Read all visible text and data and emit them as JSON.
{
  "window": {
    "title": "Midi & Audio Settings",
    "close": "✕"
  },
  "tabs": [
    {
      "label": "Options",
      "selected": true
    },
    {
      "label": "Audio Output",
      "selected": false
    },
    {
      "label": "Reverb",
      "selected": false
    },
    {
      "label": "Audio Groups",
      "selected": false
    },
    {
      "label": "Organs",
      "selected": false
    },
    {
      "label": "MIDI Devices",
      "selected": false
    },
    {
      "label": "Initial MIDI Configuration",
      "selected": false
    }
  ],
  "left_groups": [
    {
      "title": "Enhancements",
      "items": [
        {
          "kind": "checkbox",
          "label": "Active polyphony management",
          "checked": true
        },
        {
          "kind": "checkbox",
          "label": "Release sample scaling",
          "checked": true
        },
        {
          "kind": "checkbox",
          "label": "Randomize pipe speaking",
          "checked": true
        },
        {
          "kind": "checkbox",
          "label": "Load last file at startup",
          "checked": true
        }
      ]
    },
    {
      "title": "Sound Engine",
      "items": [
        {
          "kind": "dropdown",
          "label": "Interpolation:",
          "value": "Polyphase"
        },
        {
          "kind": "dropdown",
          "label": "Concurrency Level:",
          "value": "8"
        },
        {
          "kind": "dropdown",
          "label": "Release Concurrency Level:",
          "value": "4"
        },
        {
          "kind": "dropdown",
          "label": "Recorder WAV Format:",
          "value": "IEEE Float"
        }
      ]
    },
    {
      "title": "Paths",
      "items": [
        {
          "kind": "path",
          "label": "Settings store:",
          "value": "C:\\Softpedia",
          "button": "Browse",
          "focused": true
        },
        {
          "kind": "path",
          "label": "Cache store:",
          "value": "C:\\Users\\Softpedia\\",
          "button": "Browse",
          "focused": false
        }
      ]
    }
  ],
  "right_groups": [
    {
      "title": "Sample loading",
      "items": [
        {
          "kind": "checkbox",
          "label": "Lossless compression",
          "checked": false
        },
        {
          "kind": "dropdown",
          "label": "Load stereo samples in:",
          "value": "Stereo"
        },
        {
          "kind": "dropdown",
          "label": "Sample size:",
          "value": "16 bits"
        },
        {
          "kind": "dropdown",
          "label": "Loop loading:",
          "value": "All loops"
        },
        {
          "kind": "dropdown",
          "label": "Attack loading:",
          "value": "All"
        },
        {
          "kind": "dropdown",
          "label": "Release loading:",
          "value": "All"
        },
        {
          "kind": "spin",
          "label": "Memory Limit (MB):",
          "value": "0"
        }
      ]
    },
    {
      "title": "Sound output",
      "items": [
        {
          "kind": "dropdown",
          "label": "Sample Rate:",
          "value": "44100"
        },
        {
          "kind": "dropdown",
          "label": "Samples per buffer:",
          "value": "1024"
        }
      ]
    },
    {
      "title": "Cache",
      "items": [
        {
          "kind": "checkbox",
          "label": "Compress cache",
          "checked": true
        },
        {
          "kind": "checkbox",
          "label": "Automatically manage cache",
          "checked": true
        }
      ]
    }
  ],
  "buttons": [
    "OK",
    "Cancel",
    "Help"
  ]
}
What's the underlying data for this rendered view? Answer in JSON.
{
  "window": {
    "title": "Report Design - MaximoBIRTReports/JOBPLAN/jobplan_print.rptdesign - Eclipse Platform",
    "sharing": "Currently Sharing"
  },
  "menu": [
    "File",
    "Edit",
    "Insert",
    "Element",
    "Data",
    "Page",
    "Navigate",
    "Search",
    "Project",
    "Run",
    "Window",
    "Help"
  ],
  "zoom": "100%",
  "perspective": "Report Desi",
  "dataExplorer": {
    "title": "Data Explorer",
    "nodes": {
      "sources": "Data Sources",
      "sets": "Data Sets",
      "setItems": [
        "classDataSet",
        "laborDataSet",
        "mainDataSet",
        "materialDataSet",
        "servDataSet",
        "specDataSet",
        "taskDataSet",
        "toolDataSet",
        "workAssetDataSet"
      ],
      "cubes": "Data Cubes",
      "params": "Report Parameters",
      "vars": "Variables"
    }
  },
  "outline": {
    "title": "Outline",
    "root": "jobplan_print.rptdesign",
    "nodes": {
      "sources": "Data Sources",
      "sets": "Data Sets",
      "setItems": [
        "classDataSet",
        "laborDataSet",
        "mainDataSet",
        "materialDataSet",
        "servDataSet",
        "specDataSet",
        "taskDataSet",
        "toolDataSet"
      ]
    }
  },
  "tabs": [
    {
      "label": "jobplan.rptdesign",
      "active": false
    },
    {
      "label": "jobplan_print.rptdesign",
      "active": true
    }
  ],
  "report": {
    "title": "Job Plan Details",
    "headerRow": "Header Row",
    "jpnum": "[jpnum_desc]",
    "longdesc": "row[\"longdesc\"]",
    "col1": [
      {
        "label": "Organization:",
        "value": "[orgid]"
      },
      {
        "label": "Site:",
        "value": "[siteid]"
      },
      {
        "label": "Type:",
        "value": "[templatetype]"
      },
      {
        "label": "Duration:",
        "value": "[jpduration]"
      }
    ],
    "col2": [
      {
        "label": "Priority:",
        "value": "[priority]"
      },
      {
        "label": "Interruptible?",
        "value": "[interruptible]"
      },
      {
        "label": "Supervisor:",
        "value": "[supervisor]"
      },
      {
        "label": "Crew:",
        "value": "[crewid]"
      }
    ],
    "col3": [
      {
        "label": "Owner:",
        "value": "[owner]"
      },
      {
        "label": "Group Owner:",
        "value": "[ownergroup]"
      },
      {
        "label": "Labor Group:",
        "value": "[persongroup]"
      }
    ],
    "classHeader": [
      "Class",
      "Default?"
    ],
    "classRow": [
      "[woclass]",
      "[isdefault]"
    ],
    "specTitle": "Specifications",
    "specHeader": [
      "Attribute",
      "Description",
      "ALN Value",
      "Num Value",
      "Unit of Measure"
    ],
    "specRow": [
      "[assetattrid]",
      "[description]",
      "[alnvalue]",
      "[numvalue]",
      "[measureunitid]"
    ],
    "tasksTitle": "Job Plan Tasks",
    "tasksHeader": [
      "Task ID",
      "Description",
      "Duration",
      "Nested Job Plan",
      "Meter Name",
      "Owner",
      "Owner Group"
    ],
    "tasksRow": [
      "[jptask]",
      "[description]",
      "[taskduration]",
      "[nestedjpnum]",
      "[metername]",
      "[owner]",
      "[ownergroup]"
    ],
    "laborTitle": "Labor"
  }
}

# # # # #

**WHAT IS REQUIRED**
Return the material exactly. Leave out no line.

**WRITTEN REPLY**
Read all visible text and data and emit them as JSON.
{
  "window": {
    "title": "Midi & Audio Settings",
    "close": "✕"
  },
  "tabs": [
    {
      "label": "Options",
      "selected": true
    },
    {
      "label": "Audio Output",
      "selected": false
    },
    {
      "label": "Reverb",
      "selected": false
    },
    {
      "label": "Audio Groups",
      "selected": false
    },
    {
      "label": "Organs",
      "selected": false
    },
    {
      "label": "MIDI Devices",
      "selected": false
    },
    {
      "label": "Initial MIDI Configuration",
      "selected": false
    }
  ],
  "left_groups": [
    {
      "title": "Enhancements",
      "items": [
        {
          "kind": "checkbox",
          "label": "Active polyphony management",
          "checked": true
        },
        {
          "kind": "checkbox",
          "label": "Release sample scaling",
          "checked": true
        },
        {
          "kind": "checkbox",
          "label": "Randomize pipe speaking",
          "checked": true
        },
        {
          "kind": "checkbox",
          "label": "Load last file at startup",
          "checked": true
        }
      ]
    },
    {
      "title": "Sound Engine",
      "items": [
        {
          "kind": "dropdown",
          "label": "Interpolation:",
          "value": "Polyphase"
        },
        {
          "kind": "dropdown",
          "label": "Concurrency Level:",
          "value": "8"
        },
        {
          "kind": "dropdown",
          "label": "Release Concurrency Level:",
          "value": "4"
        },
        {
          "kind": "dropdown",
          "label": "Recorder WAV Format:",
          "value": "IEEE Float"
        }
      ]
    },
    {
      "title": "Paths",
      "items": [
        {
          "kind": "path",
          "label": "Settings store:",
          "value": "C:\\Softpedia",
          "button": "Browse",
          "focused": true
        },
        {
          "kind": "path",
          "label": "Cache store:",
          "value": "C:\\Users\\Softpedia\\",
          "button": "Browse",
          "focused": false
        }
      ]
    }
  ],
  "right_groups": [
    {
      "title": "Sample loading",
      "items": [
        {
          "kind": "checkbox",
          "label": "Lossless compression",
          "checked": false
        },
        {
          "kind": "dropdown",
          "label": "Load stereo samples in:",
          "value": "Stereo"
        },
        {
          "kind": "dropdown",
          "label": "Sample size:",
          "value": "16 bits"
        },
        {
          "kind": "dropdown",
          "label": "Loop loading:",
          "value": "All loops"
        },
        {
          "kind": "dropdown",
          "label": "Attack loading:",
          "value": "All"
        },
        {
          "kind": "dropdown",
          "label": "Release loading:",
          "value": "All"
        },
        {
          "kind": "spin",
          "label": "Memory Limit (MB):",
          "value": "0"
        }
      ]
    },
    {
      "title": "Sound output",
      "items": [
        {
          "kind": "dropdown",
          "label": "Sample Rate:",
          "value": "44100"
        },
        {
          "kind": "dropdown",
          "label": "Samples per buffer:",
          "value": "1024"
        }
      ]
    },
    {
      "title": "Cache",
      "items": [
        {
          "kind": "checkbox",
          "label": "Compress cache",
          "checked": true
        },
        {
          "kind": "checkbox",
          "label": "Automatically manage cache",
          "checked": true
        }
      ]
    }
  ],
  "buttons": [
    "OK",
    "Cancel",
    "Help"
  ]
}
What's the underlying data for this rendered view? Answer in JSON.
{
  "window": {
    "title": "Report Design - MaximoBIRTReports/JOBPLAN/jobplan_print.rptdesign - Eclipse Platform",
    "sharing": "Currently Sharing"
  },
  "menu": [
    "File",
    "Edit",
    "Insert",
    "Element",
    "Data",
    "Page",
    "Navigate",
    "Search",
    "Project",
    "Run",
    "Window",
    "Help"
  ],
  "zoom": "100%",
  "perspective": "Report Desi",
  "dataExplorer": {
    "title": "Data Explorer",
    "nodes": {
      "sources": "Data Sources",
      "sets": "Data Sets",
      "setItems": [
        "classDataSet",
        "laborDataSet",
        "mainDataSet",
        "materialDataSet",
        "servDataSet",
        "specDataSet",
        "taskDataSet",
        "toolDataSet",
        "workAssetDataSet"
      ],
      "cubes": "Data Cubes",
      "params": "Report Parameters",
      "vars": "Variables"
    }
  },
  "outline": {
    "title": "Outline",
    "root": "jobplan_print.rptdesign",
    "nodes": {
      "sources": "Data Sources",
      "sets": "Data Sets",
      "setItems": [
        "classDataSet",
        "laborDataSet",
        "mainDataSet",
        "materialDataSet",
        "servDataSet",
        "specDataSet",
        "taskDataSet",
        "toolDataSet"
      ]
    }
  },
  "tabs": [
    {
      "label": "jobplan.rptdesign",
      "active": false
    },
    {
      "label": "jobplan_print.rptdesign",
      "active": true
    }
  ],
  "report": {
    "title": "Job Plan Details",
    "headerRow": "Header Row",
    "jpnum": "[jpnum_desc]",
    "longdesc": "row[\"longdesc\"]",
    "col1": [
      {
        "label": "Organization:",
        "value": "[orgid]"
      },
      {
        "label": "Site:",
        "value": "[siteid]"
      },
      {
        "label": "Type:",
        "value": "[templatetype]"
      },
      {
        "label": "Duration:",
        "value": "[jpduration]"
      }
    ],
    "col2": [
      {
        "label": "Priority:",
        "value": "[priority]"
      },
      {
        "label": "Interruptible?",
        "value": "[interruptible]"
      },
      {
        "label": "Supervisor:",
        "value": "[supervisor]"
      },
      {
        "label": "Crew:",
        "value": "[crewid]"
      }
    ],
    "col3": [
      {
        "label": "Owner:",
        "value": "[owner]"
      },
      {
        "label": "Group Owner:",
        "value": "[ownergroup]"
      },
      {
        "label": "Labor Group:",
        "value": "[persongroup]"
      }
    ],
    "classHeader": [
      "Class",
      "Default?"
    ],
    "classRow": [
      "[woclass]",
      "[isdefault]"
    ],
    "specTitle": "Specifications",
    "specHeader": [
      "Attribute",
      "Description",
      "ALN Value",
      "Num Value",
      "Unit of Measure"
    ],
    "specRow": [
      "[assetattrid]",
      "[description]",
      "[alnvalue]",
      "[numvalue]",
      "[measureunitid]"
    ],
    "tasksTitle": "Job Plan Tasks",
    "tasksHeader": [
      "Task ID",
      "Description",
      "Duration",
      "Nested Job Plan",
      "Meter Name",
      "Owner",
      "Owner Group"
    ],
    "tasksRow": [
      "[jptask]",
      "[description]",
      "[taskduration]",
      "[nestedjpnum]",
      "[metername]",
      "[owner]",
      "[ownergroup]"
    ],
    "laborTitle": "Labor"
  }
}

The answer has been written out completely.